== Records provided

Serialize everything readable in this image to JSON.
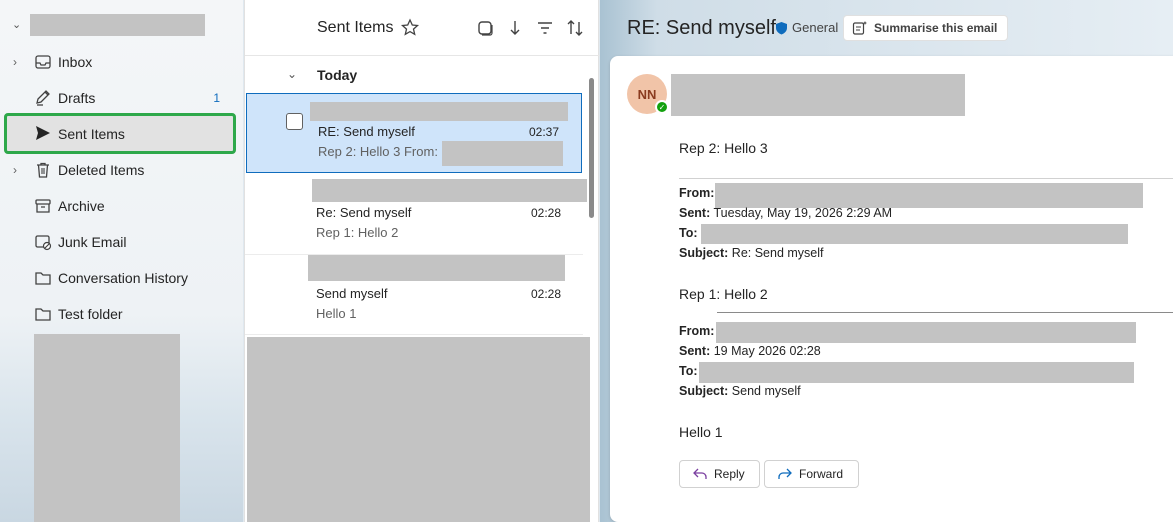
{
  "folders": {
    "items": [
      {
        "label": "Inbox",
        "count": "",
        "expandable": true
      },
      {
        "label": "Drafts",
        "count": "1",
        "expandable": false
      },
      {
        "label": "Sent Items",
        "count": "",
        "expandable": false
      },
      {
        "label": "Deleted Items",
        "count": "",
        "expandable": true
      },
      {
        "label": "Archive",
        "count": "",
        "expandable": false
      },
      {
        "label": "Junk Email",
        "count": "",
        "expandable": false
      },
      {
        "label": "Conversation History",
        "count": "",
        "expandable": false
      },
      {
        "label": "Test folder",
        "count": "",
        "expandable": false
      }
    ],
    "selected": "Sent Items"
  },
  "list": {
    "title": "Sent Items",
    "group": "Today",
    "mails": [
      {
        "subject": "RE: Send myself",
        "time": "02:37",
        "preview": "Rep 2: Hello 3 From:"
      },
      {
        "subject": "Re: Send myself",
        "time": "02:28",
        "preview": "Rep 1: Hello 2"
      },
      {
        "subject": "Send myself",
        "time": "02:28",
        "preview": "Hello 1"
      }
    ]
  },
  "reading": {
    "title": "RE: Send myself",
    "sensitivity": "General",
    "summarise": "Summarise this email",
    "avatar_initials": "NN",
    "body1": "Rep 2: Hello 3",
    "block1": {
      "from_label": "From:",
      "sent_label": "Sent:",
      "sent_value": "Tuesday, May 19, 2026 2:29 AM",
      "to_label": "To:",
      "subject_label": "Subject:",
      "subject_value": "Re: Send myself"
    },
    "body2": "Rep 1: Hello 2",
    "block2": {
      "from_label": "From:",
      "sent_label": "Sent:",
      "sent_value": "19 May 2026 02:28",
      "to_label": "To:",
      "subject_label": "Subject:",
      "subject_value": "Send myself"
    },
    "body3": "Hello 1",
    "reply": "Reply",
    "forward": "Forward"
  },
  "colors": {
    "accent": "#0f6cbd",
    "selection_outline": "#2ea84a",
    "presence": "#13a10e"
  }
}
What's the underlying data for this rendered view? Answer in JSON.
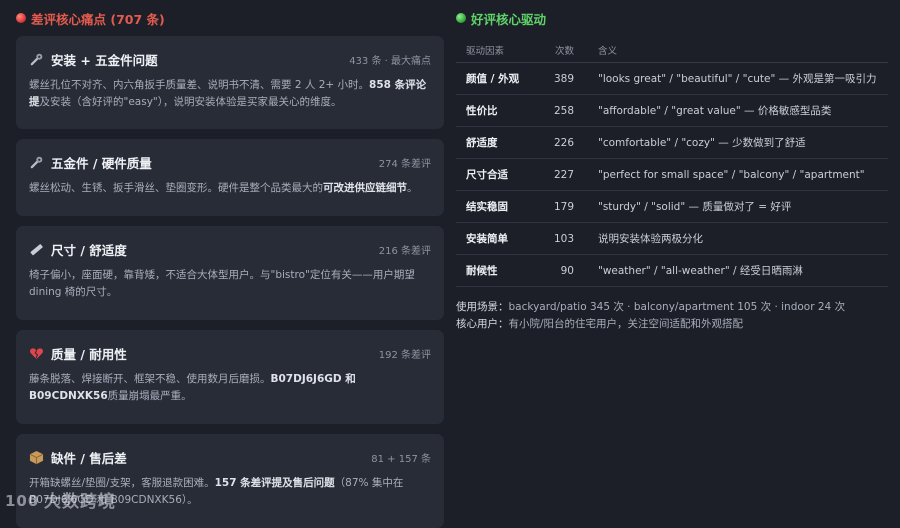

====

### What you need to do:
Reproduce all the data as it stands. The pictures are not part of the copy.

### Result of this exercise:
Serialize everything readable in this image to JSON.
{
  "folders": {
    "items": [
      {
        "label": "Inbox",
        "count": "",
        "expandable": true
      },
      {
        "label": "Drafts",
        "count": "1",
        "expandable": false
      },
      {
        "label": "Sent Items",
        "count": "",
        "expandable": false
      },
      {
        "label": "Deleted Items",
        "count": "",
        "expandable": true
      },
      {
        "label": "Archive",
        "count": "",
        "expandable": false
      },
      {
        "label": "Junk Email",
        "count": "",
        "expandable": false
      },
      {
        "label": "Conversation History",
        "count": "",
        "expandable": false
      },
      {
        "label": "Test folder",
        "count": "",
        "expandable": false
      }
    ],
    "selected": "Sent Items"
  },
  "list": {
    "title": "Sent Items",
    "group": "Today",
    "mails": [
      {
        "subject": "RE: Send myself",
        "time": "02:37",
        "preview": "Rep 2: Hello 3 From:"
      },
      {
        "subject": "Re: Send myself",
        "time": "02:28",
        "preview": "Rep 1: Hello 2"
      },
      {
        "subject": "Send myself",
        "time": "02:28",
        "preview": "Hello 1"
      }
    ]
  },
  "reading": {
    "title": "RE: Send myself",
    "sensitivity": "General",
    "summarise": "Summarise this email",
    "avatar_initials": "NN",
    "body1": "Rep 2: Hello 3",
    "block1": {
      "from_label": "From:",
      "sent_label": "Sent:",
      "sent_value": "Tuesday, May 19, 2026 2:29 AM",
      "to_label": "To:",
      "subject_label": "Subject:",
      "subject_value": "Re: Send myself"
    },
    "body2": "Rep 1: Hello 2",
    "block2": {
      "from_label": "From:",
      "sent_label": "Sent:",
      "sent_value": "19 May 2026 02:28",
      "to_label": "To:",
      "subject_label": "Subject:",
      "subject_value": "Send myself"
    },
    "body3": "Hello 1",
    "reply": "Reply",
    "forward": "Forward"
  },
  "colors": {
    "accent": "#0f6cbd",
    "selection_outline": "#2ea84a",
    "presence": "#13a10e"
  }
}
What's the underlying data for this rendered view? Answer in JSON.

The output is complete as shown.